A trained physical therapist guides you in exercises and stretches designed to reduce pain, improve range of motion, and strengthen supporting muscles.
A skilled chiropractor manipulates or adjusts your spine and other joints, reducing pain and improving function. May also include soft tissue therapies, exercises, and daily activity instruction.
Depending on the type and cause of your pain, your doctor may inject anesthetic agents or steroids directly into your back, neck, or spine. In some cases, the doctor uses fluoroscopy (a type of X-ray imaging) to guide the needle to the exact location.
The doctor guides a needle into the correct nerve in your back and then applies radiofrequency energy. This creates a lesion on the nerve that blocks pain signals to your brain.
A TENS unit (transcutaneous electrical nerve stimulator) sends mild electrical current through your skin to stimulate nerves and reduce pain.
A clinical psychologist can help you understand the mental and emotional aspects of pain, develop skills and strategies to cope with it, and improve your quality of life.
Traditional Chinese medicine technique in which fine needles are inserted into the skin in specific places to reduce pain.
Allow your doctor to look at the bones and joints in your spine and can help identify fractures, tumors, dislocations, bone spurs, or other potential causes of pain.
Creates detailed pictures of your spine, including views of your discs and nerves. Can help identify disc damage or whether your nerves are “pinched.”

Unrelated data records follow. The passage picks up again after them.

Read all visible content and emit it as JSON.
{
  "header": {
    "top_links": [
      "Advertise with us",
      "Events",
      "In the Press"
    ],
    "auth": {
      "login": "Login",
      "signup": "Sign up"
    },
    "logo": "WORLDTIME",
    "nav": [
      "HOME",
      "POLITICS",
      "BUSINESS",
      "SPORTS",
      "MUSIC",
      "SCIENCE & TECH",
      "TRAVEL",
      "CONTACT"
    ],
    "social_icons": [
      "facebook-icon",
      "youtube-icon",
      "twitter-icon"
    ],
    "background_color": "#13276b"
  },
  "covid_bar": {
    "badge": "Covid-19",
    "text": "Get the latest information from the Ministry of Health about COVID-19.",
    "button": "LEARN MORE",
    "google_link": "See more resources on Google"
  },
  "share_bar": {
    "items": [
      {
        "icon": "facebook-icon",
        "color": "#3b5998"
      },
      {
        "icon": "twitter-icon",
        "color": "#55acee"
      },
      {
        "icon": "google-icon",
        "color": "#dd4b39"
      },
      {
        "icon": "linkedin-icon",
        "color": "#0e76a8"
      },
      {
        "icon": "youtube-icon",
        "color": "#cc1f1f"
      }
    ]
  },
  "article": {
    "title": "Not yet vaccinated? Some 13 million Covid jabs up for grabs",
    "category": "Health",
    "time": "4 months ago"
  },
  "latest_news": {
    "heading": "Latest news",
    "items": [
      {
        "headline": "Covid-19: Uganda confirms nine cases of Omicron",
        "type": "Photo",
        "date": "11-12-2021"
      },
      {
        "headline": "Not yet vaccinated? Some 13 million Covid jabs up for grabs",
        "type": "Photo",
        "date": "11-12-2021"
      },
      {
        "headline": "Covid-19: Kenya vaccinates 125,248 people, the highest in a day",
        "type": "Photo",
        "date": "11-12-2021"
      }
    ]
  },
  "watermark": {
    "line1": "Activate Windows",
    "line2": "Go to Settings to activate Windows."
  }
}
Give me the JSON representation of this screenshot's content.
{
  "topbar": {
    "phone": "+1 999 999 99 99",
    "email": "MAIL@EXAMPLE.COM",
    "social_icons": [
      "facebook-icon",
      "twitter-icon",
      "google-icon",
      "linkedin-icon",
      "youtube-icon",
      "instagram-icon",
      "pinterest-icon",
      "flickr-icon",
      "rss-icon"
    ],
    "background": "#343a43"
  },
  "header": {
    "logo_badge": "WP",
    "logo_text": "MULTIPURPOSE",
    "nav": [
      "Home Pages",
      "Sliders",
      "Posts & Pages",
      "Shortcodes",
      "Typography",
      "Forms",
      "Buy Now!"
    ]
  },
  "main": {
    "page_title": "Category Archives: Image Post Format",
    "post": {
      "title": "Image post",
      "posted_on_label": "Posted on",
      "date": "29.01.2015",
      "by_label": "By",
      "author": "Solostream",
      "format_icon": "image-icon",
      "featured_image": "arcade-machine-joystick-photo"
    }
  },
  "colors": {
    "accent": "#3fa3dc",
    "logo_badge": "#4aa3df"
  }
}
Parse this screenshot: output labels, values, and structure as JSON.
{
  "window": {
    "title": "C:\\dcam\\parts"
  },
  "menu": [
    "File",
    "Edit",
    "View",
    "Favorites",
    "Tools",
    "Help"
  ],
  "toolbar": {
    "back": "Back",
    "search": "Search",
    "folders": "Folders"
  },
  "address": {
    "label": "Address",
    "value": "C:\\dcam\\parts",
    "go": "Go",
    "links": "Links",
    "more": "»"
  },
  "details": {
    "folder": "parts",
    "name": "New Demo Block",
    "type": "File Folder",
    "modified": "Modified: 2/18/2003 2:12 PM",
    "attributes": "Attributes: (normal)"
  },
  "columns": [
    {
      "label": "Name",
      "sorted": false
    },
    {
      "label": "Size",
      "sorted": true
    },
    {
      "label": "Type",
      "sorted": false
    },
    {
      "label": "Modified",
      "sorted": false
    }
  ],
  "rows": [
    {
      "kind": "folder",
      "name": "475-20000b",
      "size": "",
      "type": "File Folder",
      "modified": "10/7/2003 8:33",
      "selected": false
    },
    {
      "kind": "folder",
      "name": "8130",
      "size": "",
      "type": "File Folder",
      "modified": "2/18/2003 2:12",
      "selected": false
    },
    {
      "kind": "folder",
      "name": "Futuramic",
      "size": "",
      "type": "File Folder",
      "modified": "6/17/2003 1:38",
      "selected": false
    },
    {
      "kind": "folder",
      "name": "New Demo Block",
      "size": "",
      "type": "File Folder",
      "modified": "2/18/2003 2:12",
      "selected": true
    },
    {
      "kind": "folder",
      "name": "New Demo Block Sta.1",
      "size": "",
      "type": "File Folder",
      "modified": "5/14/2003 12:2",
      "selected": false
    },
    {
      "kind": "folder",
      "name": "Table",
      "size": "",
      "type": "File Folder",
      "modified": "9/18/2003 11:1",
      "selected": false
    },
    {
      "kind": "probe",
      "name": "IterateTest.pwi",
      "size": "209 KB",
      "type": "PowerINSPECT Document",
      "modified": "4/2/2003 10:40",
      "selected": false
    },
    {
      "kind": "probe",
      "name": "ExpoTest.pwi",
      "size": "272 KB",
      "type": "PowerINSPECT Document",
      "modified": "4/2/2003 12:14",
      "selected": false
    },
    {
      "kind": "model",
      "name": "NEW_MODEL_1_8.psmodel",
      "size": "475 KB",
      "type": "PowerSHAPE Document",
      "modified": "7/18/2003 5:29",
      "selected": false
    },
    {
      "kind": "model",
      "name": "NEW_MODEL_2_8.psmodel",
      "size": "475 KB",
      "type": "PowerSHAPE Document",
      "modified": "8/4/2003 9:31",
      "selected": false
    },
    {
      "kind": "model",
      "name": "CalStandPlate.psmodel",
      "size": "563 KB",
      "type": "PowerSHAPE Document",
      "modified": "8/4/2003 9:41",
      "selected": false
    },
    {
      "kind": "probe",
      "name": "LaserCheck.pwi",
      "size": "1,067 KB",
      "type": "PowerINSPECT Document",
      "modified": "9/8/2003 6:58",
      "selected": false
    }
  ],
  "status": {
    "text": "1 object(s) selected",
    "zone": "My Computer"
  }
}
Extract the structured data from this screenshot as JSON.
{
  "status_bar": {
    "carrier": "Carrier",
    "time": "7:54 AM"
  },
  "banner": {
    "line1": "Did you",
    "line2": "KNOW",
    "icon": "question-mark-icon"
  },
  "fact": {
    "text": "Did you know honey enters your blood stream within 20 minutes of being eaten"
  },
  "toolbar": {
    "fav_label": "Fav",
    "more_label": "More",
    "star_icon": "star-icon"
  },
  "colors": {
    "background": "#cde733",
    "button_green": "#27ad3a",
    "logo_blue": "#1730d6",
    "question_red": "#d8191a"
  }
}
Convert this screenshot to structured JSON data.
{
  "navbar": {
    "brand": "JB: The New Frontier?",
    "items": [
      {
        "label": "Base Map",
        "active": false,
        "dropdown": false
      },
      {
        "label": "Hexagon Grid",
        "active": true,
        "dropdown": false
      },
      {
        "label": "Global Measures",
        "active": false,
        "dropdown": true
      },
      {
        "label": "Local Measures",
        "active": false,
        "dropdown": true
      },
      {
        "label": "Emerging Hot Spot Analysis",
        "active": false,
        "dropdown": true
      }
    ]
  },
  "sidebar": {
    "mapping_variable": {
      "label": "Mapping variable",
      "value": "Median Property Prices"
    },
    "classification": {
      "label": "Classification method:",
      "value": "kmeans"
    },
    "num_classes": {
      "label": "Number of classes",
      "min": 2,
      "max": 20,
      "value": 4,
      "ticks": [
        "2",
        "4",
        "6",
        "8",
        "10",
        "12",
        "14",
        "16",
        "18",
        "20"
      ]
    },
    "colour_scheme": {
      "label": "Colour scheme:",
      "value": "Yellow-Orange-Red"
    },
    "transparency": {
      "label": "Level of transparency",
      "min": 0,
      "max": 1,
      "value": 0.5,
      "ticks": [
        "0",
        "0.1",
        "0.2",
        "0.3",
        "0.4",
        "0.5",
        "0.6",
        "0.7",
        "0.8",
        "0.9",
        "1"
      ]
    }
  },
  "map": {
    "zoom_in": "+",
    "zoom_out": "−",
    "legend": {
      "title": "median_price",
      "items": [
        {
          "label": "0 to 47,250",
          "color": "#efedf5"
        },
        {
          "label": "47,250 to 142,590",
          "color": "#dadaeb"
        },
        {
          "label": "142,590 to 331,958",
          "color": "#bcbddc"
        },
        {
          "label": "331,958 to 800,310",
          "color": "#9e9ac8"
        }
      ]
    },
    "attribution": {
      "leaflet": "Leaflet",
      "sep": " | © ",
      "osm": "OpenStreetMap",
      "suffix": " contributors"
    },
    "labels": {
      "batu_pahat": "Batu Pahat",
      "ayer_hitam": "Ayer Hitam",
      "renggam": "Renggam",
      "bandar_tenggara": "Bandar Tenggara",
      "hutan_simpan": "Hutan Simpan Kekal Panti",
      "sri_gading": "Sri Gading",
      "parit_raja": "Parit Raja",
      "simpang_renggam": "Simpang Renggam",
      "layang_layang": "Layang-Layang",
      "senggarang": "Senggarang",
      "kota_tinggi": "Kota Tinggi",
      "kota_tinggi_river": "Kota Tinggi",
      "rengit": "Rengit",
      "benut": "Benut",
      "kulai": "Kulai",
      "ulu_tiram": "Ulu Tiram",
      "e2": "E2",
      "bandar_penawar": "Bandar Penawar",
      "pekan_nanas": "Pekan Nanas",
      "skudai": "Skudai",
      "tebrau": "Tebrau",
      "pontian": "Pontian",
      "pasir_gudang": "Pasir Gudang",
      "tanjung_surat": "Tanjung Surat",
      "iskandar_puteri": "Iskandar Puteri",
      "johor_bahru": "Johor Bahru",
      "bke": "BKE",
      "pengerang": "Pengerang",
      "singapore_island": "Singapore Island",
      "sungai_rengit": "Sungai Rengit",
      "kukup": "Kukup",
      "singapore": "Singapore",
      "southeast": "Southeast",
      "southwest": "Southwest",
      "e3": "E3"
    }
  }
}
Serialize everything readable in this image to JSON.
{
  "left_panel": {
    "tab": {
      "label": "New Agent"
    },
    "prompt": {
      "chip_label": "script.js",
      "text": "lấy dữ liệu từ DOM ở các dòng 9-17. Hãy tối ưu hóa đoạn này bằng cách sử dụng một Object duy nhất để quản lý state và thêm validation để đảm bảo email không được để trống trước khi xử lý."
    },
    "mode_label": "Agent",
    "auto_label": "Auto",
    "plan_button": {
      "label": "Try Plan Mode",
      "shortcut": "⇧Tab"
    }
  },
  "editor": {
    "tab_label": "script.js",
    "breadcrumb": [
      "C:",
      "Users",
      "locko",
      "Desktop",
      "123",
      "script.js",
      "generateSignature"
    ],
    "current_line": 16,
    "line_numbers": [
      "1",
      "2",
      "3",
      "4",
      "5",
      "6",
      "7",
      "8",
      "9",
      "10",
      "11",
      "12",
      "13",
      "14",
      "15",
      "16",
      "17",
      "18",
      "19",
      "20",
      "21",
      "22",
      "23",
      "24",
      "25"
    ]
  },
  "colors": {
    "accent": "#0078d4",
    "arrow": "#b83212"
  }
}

Another option for imaging bones and soft tissues of your back, neck, and spine. May be used if you aren’t able to have an MRI due to metal implants in your body.
Checks the health of your muscles and the nerves that control them by measuring electrical activity.
Measures how fast electrical signals move through your nerves, to identify nerve damage.